▶ What to produce: What you return must be the full listing, word for word, with no images in it.

▶ Information shown:
========

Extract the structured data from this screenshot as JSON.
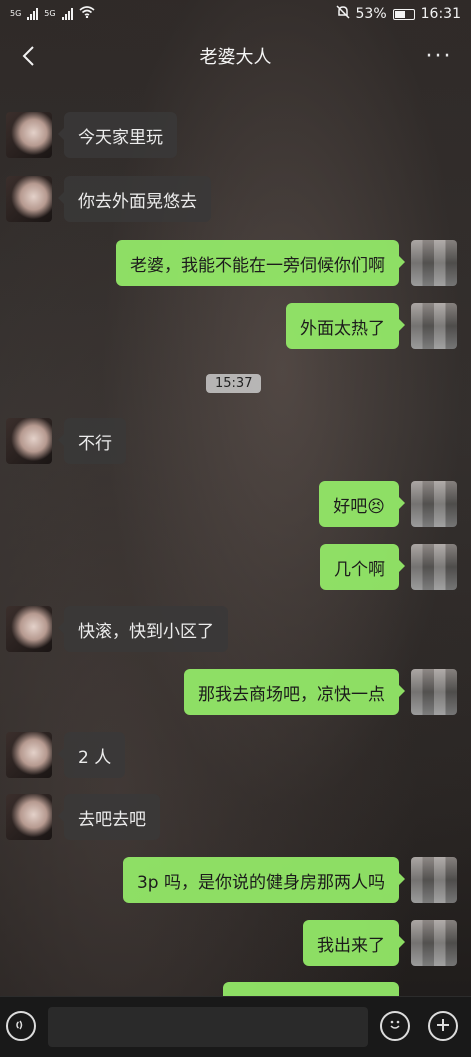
{
  "status": {
    "net1": "5G",
    "net2": "5G",
    "battery_percent": "53%",
    "time": "16:31"
  },
  "header": {
    "title": "老婆大人",
    "more": "···"
  },
  "timestamps": [
    "15:37"
  ],
  "messages": [
    {
      "side": "in",
      "text": "今天家里玩"
    },
    {
      "side": "in",
      "text": "你去外面晃悠去"
    },
    {
      "side": "out",
      "text": "老婆，我能不能在一旁伺候你们啊"
    },
    {
      "side": "out",
      "text": "外面太热了"
    },
    {
      "side": "in",
      "text": "不行"
    },
    {
      "side": "out",
      "text": "好吧😣"
    },
    {
      "side": "out",
      "text": "几个啊"
    },
    {
      "side": "in",
      "text": "快滚，快到小区了"
    },
    {
      "side": "out",
      "text": "那我去商场吧，凉快一点"
    },
    {
      "side": "in",
      "text": "2 人"
    },
    {
      "side": "in",
      "text": "去吧去吧"
    },
    {
      "side": "out",
      "text": "3p 吗，是你说的健身房那两人吗"
    },
    {
      "side": "out",
      "text": "我出来了"
    }
  ],
  "colors": {
    "out_bubble": "#95ec69",
    "in_bubble": "#3a3838",
    "bottom_bar": "#191919"
  },
  "icons": {
    "back": "chevron-left-icon",
    "more": "more-dots-icon",
    "voice": "voice-icon",
    "emoji": "emoji-icon",
    "plus": "plus-icon"
  }
}
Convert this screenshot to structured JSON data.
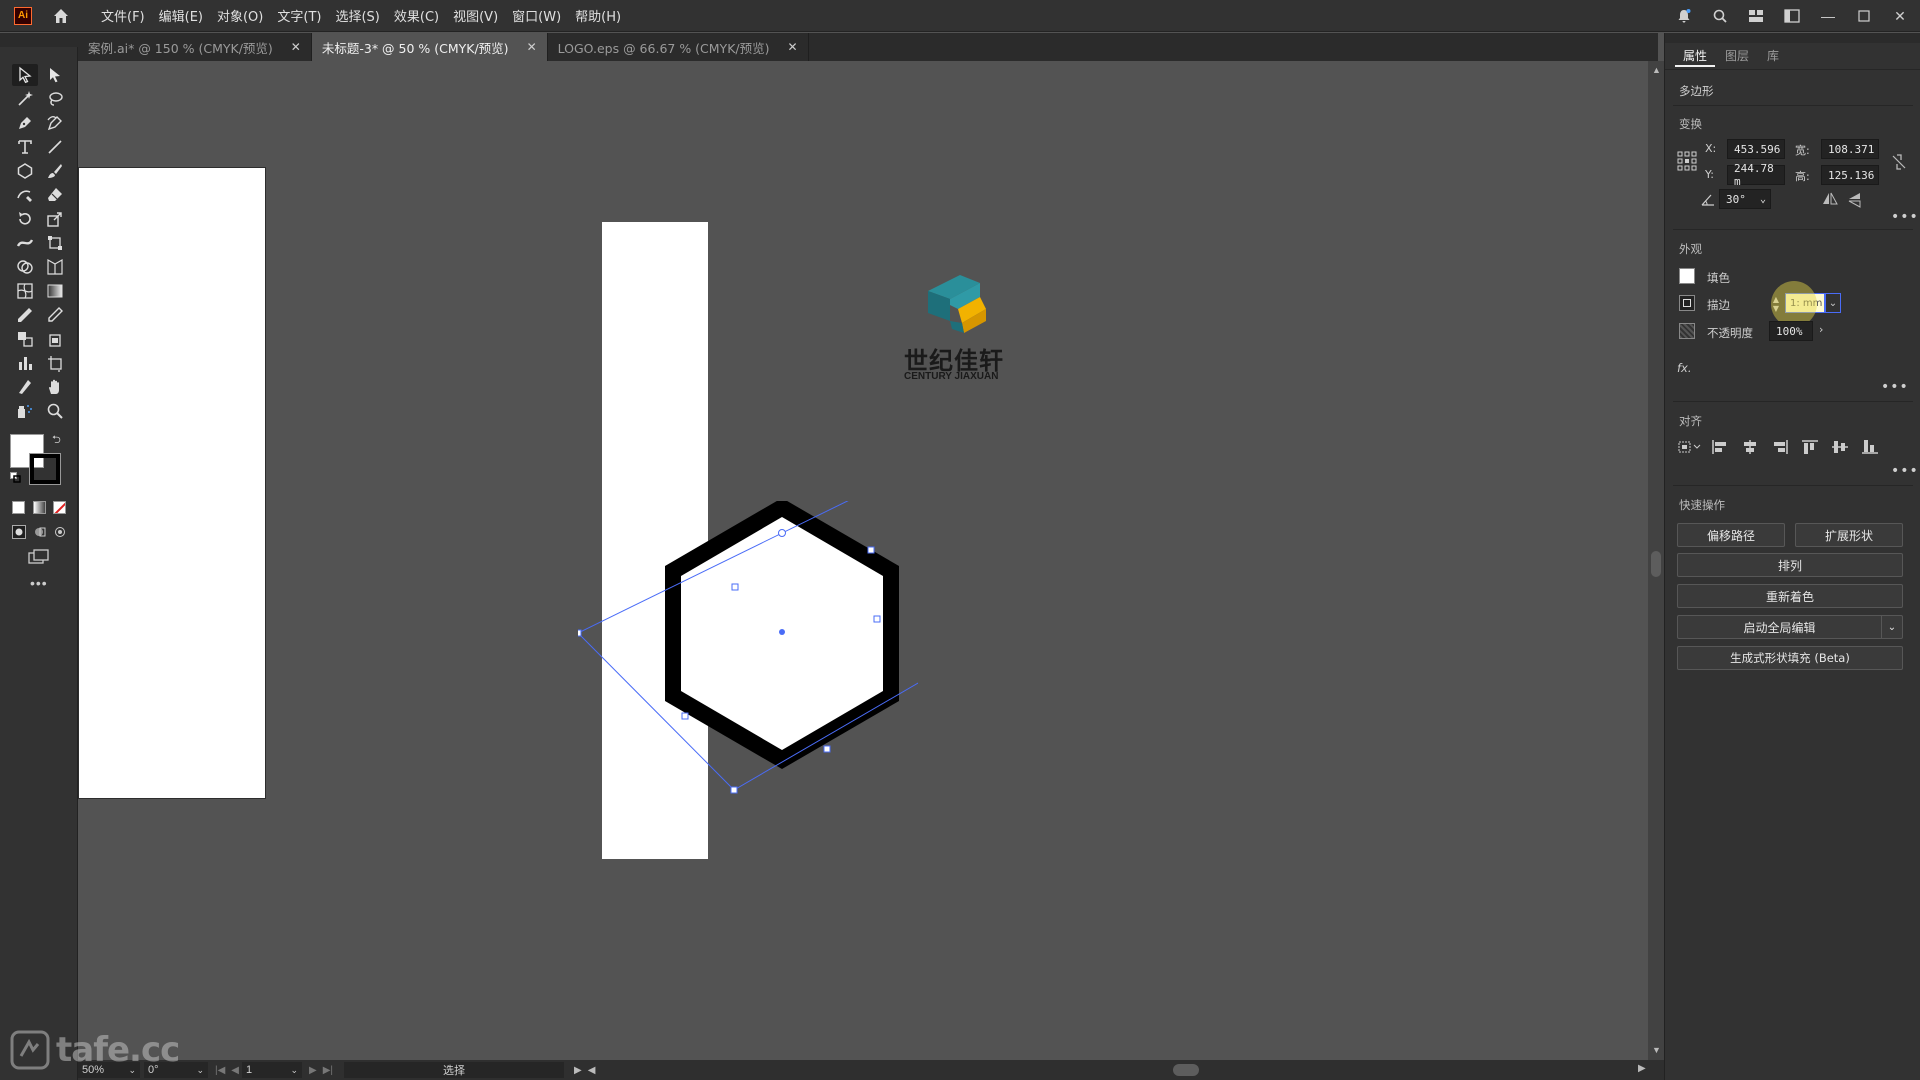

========

▶ Answer box:
Extract the structured data from this screenshot as JSON.
{
  "status": {
    "net1": "5G",
    "net2": "5G",
    "battery_percent": "53%",
    "time": "16:31"
  },
  "header": {
    "title": "老婆大人",
    "more": "···"
  },
  "timestamps": [
    "15:37"
  ],
  "messages": [
    {
      "side": "in",
      "text": "今天家里玩"
    },
    {
      "side": "in",
      "text": "你去外面晃悠去"
    },
    {
      "side": "out",
      "text": "老婆，我能不能在一旁伺候你们啊"
    },
    {
      "side": "out",
      "text": "外面太热了"
    },
    {
      "side": "in",
      "text": "不行"
    },
    {
      "side": "out",
      "text": "好吧😣"
    },
    {
      "side": "out",
      "text": "几个啊"
    },
    {
      "side": "in",
      "text": "快滚，快到小区了"
    },
    {
      "side": "out",
      "text": "那我去商场吧，凉快一点"
    },
    {
      "side": "in",
      "text": "2 人"
    },
    {
      "side": "in",
      "text": "去吧去吧"
    },
    {
      "side": "out",
      "text": "3p 吗，是你说的健身房那两人吗"
    },
    {
      "side": "out",
      "text": "我出来了"
    }
  ],
  "colors": {
    "out_bubble": "#95ec69",
    "in_bubble": "#3a3838",
    "bottom_bar": "#191919"
  },
  "icons": {
    "back": "chevron-left-icon",
    "more": "more-dots-icon",
    "voice": "voice-icon",
    "emoji": "emoji-icon",
    "plus": "plus-icon"
  }
}
Convert this screenshot to structured JSON data.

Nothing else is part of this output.